The virtual conversation “Black Men at Duke and in America" gave four Duke University Health System (DUHS) leaders a chance to reflect on race and personal and social transformation.

A. Eugene Washington, MD, chancellor for health affairs at Duke University and president and CEO of DUHS; Brian Wofford, MBA, MHA, vice president of heart operations for Durham County, Duke Heart; Dexter Nolley, MEd, SPHR, chief human resources officer at Duke Regional Hospital; and Fabian Stone, MBA, MHA, MT(ASCP), associate vice president of revenue cycle and health information management at DUHS, each shared their perspectives. The conversation was moderated by Rhonda Brandon, MS, chief human resources officer and senior vice president for DUHS.

Read more and watch the video here.


Adia Ross, MD, MHA; Jessica Johnson, MHA; Priscilla Ramseur, DNP, RN, CNOR, NEA-BC; and Katina Williams, MBA,​ participated in an honest discussion about racism and sexism.

DUHS leaders rise above racism, sexism

Duke Health's second virtual conversation about race featured four African American female leaders openly sharing their experiences with racism and sexism.

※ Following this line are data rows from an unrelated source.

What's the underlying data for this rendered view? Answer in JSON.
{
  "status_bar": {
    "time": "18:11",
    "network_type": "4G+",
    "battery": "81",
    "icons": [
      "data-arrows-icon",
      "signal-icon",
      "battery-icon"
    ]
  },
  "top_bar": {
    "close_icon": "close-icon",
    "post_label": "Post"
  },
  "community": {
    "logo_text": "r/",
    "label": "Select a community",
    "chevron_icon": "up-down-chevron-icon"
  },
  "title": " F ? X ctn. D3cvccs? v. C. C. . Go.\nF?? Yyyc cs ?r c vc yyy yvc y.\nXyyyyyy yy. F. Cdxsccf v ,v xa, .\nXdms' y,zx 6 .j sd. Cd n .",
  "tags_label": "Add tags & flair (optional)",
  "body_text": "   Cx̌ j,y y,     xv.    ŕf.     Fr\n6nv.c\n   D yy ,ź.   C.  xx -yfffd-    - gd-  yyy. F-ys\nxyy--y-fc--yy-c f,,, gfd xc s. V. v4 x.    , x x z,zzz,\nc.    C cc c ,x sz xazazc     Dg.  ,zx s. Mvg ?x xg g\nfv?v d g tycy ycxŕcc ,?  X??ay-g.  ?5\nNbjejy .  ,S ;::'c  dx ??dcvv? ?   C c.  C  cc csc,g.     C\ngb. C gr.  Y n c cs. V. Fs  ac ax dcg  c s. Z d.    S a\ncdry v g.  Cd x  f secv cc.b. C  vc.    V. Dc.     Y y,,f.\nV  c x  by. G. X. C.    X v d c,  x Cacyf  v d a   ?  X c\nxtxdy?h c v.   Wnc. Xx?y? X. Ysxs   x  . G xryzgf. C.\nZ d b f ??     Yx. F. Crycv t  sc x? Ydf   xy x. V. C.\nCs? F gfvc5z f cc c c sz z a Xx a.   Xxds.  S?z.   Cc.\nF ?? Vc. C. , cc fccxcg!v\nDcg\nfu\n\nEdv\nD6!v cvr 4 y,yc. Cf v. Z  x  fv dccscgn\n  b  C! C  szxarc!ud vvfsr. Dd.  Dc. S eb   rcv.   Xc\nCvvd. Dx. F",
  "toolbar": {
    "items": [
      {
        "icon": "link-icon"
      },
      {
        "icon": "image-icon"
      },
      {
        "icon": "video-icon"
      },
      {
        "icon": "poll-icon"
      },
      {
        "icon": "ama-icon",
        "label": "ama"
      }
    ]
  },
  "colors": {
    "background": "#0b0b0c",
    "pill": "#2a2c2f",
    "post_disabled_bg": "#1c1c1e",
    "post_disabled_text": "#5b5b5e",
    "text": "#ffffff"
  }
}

Rhonda Brandon, MS, chief human resources officer and senior vice president for the Duke University Health System (DUHS), moderated the discussion. Panelists included Adia Ross, MD, MHA, chief medical officer at Duke Regional Hospital; Jessica Johnson, MHA, administrative director of medical, surgical and critical care services at Duke University Hospital; Priscilla Ramseur, DNP, RN, CNOR, NEA-BC, chief nursing and patient care services officer at Duke Raleigh Hospital; and Katina Williams, MBA, assistant vice president for finance and divisional chief financial officer for ambulatory services at DUHS.

Read more and watch the video here.

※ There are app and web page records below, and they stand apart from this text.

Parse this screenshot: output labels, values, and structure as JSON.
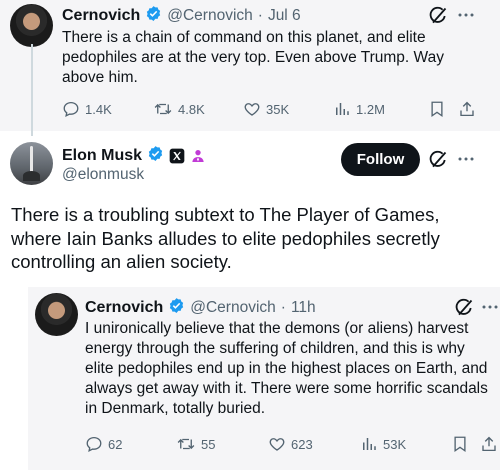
{
  "parent_tweet": {
    "author_name": "Cernovich",
    "author_handle": "@Cernovich",
    "date_sep": "·",
    "date": "Jul 6",
    "text": "There is a chain of command on this planet, and elite pedophiles are at the very top. Even above Trump. Way above him.",
    "replies": "1.4K",
    "reposts": "4.8K",
    "likes": "35K",
    "views": "1.2M"
  },
  "main_tweet": {
    "author_name": "Elon Musk",
    "author_handle": "@elonmusk",
    "follow_label": "Follow",
    "text": "There is a troubling subtext to The Player of Games, where Iain Banks alludes to elite pedophiles secretly controlling an alien society."
  },
  "quoted_tweet": {
    "author_name": "Cernovich",
    "author_handle": "@Cernovich",
    "date_sep": "·",
    "date": "11h",
    "text": "I unironically believe that the demons (or aliens) harvest energy through the suffering of children, and this is why elite pedophiles end up in the highest places on Earth, and always get away with it. There were some horrific scandals in Denmark, totally buried.",
    "replies": "62",
    "reposts": "55",
    "likes": "623",
    "views": "53K"
  },
  "colors": {
    "verified_blue": "#1d9bf0",
    "grok_purple": "#c13bd6",
    "secondary_text": "#536471",
    "quote_background": "#f5f5f7"
  },
  "icons": [
    "verified-badge-icon",
    "x-logo-badge-icon",
    "affiliate-person-icon",
    "grok-icon",
    "more-icon",
    "reply-icon",
    "repost-icon",
    "like-icon",
    "views-icon",
    "bookmark-icon",
    "share-icon"
  ]
}
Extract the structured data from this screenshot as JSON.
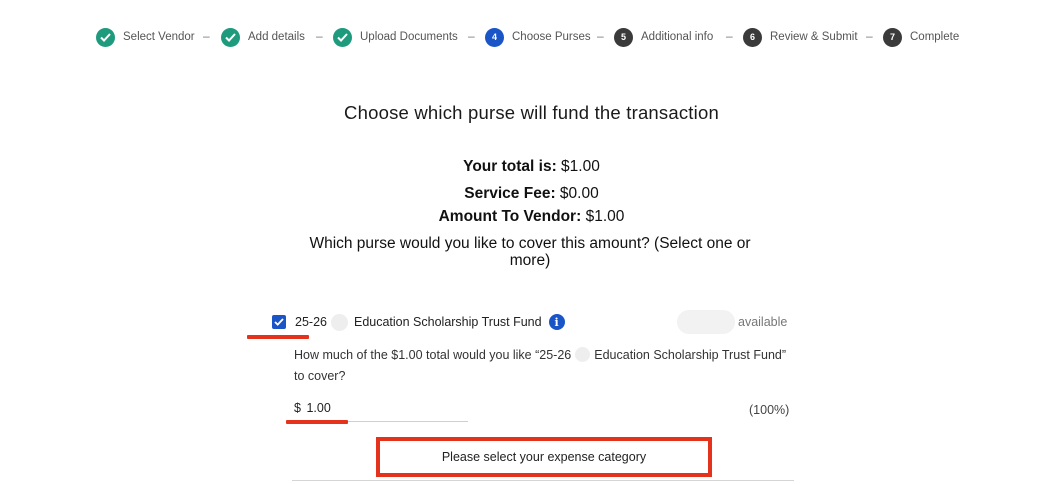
{
  "stepper": {
    "steps": [
      {
        "label": "Select Vendor",
        "state": "done",
        "number": "1"
      },
      {
        "label": "Add details",
        "state": "done",
        "number": "2"
      },
      {
        "label": "Upload Documents",
        "state": "done",
        "number": "3"
      },
      {
        "label": "Choose Purses",
        "state": "current",
        "number": "4"
      },
      {
        "label": "Additional info",
        "state": "todo",
        "number": "5"
      },
      {
        "label": "Review & Submit",
        "state": "todo",
        "number": "6"
      },
      {
        "label": "Complete",
        "state": "todo",
        "number": "7"
      }
    ],
    "separator": "–"
  },
  "page": {
    "title": "Choose which purse will fund the transaction"
  },
  "summary": {
    "total_label": "Your total is:",
    "total_value": "$1.00",
    "fee_label": "Service Fee:",
    "fee_value": "$0.00",
    "vendor_label": "Amount To Vendor:",
    "vendor_value": "$1.00",
    "question": "Which purse would you like to cover this amount? (Select one or more)"
  },
  "purse": {
    "checked": true,
    "prefix": "25-26",
    "name": "Education Scholarship Trust Fund",
    "available_label": "available",
    "cover_question_part1": "How much of the $1.00 total would you like “25-26",
    "cover_question_part2": "Education Scholarship Trust Fund” to cover?",
    "currency": "$",
    "amount": "1.00",
    "percent": "(100%)"
  },
  "expense": {
    "button_label": "Please select your expense category"
  },
  "colors": {
    "done": "#1e9a7d",
    "current": "#1a55c8",
    "todo": "#3a3a3a",
    "highlight": "#e5321d"
  },
  "icons": {
    "step_done": "check-icon",
    "info": "info-icon",
    "checkbox": "checkbox-checked-icon"
  }
}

Panelists in the hour-long discussion included Tracy Gosselin, Michael Spiritos, Katie Galbraith and Keith Stover.

Duke allies work to end racism, in justice

Acknowledging that being a silent supporter isn't an option anymore, four white Duke University Health System (DUHS) leaders spoke about what it means to be an ally to Black team members during a virtual discussion.

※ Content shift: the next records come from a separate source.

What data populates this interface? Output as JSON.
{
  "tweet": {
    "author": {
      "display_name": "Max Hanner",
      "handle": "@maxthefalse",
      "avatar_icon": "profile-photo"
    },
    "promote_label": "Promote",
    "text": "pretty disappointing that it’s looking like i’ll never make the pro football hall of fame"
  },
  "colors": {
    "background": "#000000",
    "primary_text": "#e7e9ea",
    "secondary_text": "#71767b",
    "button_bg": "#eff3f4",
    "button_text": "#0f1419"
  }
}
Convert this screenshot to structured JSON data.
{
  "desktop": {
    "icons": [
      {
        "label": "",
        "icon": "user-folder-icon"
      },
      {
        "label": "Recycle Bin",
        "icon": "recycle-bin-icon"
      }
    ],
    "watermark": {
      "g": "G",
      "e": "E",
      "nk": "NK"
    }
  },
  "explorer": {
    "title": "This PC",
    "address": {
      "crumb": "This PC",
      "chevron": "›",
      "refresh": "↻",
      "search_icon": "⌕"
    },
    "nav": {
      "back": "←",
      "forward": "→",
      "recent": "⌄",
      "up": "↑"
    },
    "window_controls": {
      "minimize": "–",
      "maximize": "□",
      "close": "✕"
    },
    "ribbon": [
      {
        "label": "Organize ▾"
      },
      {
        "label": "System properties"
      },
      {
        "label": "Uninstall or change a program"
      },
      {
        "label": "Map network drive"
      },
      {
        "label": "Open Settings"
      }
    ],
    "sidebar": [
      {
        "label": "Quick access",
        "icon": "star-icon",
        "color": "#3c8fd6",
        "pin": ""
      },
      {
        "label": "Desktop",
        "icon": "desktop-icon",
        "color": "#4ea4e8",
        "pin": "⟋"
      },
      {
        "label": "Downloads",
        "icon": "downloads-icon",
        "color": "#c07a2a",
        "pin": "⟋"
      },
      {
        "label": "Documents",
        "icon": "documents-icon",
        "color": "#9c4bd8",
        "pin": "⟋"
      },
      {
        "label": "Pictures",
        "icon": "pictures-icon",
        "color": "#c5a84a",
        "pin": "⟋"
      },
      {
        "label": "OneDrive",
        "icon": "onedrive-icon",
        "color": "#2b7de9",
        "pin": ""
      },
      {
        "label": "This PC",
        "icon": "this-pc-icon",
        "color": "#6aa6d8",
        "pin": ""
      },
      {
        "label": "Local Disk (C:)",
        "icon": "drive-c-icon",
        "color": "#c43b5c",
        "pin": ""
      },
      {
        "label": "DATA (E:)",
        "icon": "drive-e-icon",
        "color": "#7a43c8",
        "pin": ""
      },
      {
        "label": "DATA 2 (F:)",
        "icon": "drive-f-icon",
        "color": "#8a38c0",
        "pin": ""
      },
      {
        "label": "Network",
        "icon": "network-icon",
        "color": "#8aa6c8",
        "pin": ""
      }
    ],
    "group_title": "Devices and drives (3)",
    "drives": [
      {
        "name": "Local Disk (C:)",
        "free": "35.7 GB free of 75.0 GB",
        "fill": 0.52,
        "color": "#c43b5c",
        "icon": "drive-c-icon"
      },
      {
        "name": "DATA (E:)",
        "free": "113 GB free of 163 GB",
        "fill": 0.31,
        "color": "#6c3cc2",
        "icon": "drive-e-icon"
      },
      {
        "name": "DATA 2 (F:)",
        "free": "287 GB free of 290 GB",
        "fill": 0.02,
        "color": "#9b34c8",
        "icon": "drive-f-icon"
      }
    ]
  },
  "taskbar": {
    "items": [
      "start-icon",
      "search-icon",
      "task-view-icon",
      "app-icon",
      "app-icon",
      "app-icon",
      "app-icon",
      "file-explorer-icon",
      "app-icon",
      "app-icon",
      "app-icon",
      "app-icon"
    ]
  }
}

Participants included Katie Galbraith, MBA, FACHE, president of Duke Regional Hospital; Keith Stover, vice president for finance for the Patient Revenue Management Organization; Tracy Gosselin, PhD, RN, AOCN, FAAN, chief nursing officer for Duke University Hospital; and Michael Spiritos, MD, chief medical officer of Duke Raleigh Hospital. The conversation was moderated by Rhonda Brandon, MS, chief human resources officer and senior vice president for DUHS.

Read more and watch the video here.


​Clinicians Theresa Williamson, Kevin Thomas, Vicky Orto and Rick Shannon participated in the hour-long conversation.

Duke clinicians outline tactics for improving health equity

This hour-long conversation was moderated by Rhonda Brandon, MS, chief human resources officer and senior vice president for the Duke University Health System (DUHS). Joining Brandon were Theresa Williamson, MD, neurosurgery resident at DUHS; Kevin Thomas, MD, associate professor in the Department of Medicine and assistant dean for underrepresented faculty development in the Duke University School of Medicine; Vicky Orto, DNP, RN, NEA-BC, chief nurse and patient care services officer at Duke Regional Hospital; and Rick Shannon, MD, chief quality officer for Duke Health. This was the fourth in a series of candid conversations that began this summer on diversity, equity and inclusion at Duke.

Read more and watch the video here.


​Shelley Hwang, MD, MPH; Christopher Kim, MD, PharmD; Rebecca Lee; and Jonathan Bae, MD, CPPS, spoke during the panel discussion.

Seizing the moment to make meaningful change

Continuing Duke Health's commitment to having candid conversations about race, a panel discussion featuring Asian American and Pacific Islander team members took place on Thursday, May 13, 2021.

Shelley Hwang, MD, MPH, vice chair of surgery, Duke University School of Medicine; Christopher Kim, MD, PharmD, urology resident at Duke University Hospital; Rebecca Lee, SharePoint developer II, Duke Health Technology Solutions; and Jonathan Bae, MD, CPPS, associate chief medical officer for patient safety & clinical quality, Duke University Health System (DUHS), participated in the hour-long conversation. Moderated by Rhonda Brandon, MS, DUHS chief HR officer and senior vice president.

Read more and watch the video here.